Sweet Traditions

If you visit Tuscany then you simply must sample some of the region’s traditional cakes, biscuits and sweet treats.

At the Borgo Cooking School you can learn how to make classic Tuscan dolci, including panforte, ricciarelli and pesche di Prato (Prato peaches).

Panforte is Siena's pride and joy, often referred to as 'Italian fruit cake'. Made from dried fruit, nuts, honey and spices, it dates back to the thirteenth century when Crusaders carried this so-called 'strong bread' or 'peppered bread' with them for energy. In fact, the people of Siena believe that each cake should contain 17 different ingredients to represent each of the city's contrade (neighbourhoods).

Ricciarelli are also native to Siena and date back to the fourteenth century. These macaroon-type biscuits are made with almonds, sugar and egg whites, topped with icing sugar and traditionally served at Christmas with a warming glass of vin santo.

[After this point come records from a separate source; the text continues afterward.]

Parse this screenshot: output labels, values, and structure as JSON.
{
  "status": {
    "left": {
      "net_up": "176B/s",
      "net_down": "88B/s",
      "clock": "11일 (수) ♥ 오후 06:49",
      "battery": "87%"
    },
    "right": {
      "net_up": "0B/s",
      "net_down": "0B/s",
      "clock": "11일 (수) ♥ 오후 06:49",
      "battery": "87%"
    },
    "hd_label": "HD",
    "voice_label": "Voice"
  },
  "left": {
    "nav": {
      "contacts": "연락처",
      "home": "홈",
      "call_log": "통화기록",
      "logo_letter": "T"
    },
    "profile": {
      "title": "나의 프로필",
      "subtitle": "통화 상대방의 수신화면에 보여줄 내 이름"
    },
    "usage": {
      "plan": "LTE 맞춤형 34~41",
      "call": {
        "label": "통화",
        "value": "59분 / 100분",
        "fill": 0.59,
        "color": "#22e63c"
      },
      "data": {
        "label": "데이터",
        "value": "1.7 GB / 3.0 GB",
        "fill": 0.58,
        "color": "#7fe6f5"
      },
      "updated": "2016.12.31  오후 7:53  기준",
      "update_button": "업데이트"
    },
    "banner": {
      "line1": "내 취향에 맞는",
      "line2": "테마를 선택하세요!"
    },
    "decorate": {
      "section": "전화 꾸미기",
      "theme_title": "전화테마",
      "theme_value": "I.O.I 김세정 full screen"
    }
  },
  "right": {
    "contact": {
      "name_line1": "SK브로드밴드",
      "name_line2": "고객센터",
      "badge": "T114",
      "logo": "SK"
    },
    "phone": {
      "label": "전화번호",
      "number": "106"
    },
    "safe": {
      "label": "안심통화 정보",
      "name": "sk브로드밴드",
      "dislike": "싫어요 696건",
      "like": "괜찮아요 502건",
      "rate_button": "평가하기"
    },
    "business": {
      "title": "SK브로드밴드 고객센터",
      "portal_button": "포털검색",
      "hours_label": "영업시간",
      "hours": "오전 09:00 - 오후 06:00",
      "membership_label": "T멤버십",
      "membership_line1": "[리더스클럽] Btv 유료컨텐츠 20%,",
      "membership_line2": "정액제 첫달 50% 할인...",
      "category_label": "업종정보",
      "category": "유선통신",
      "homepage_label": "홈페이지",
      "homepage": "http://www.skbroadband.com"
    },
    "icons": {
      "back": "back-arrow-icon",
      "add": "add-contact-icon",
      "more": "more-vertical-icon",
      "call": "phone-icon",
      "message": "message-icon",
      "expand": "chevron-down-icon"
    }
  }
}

Pesche di Prato also have an intriguing history. Created to celebrate the unification of Italy in 1861, these little Italian sweets resemble a peach in appearance and are made using orange and lemon zest and liqueur. Traditionally served at Easter, these delicious treats are still popular with Tuscans today.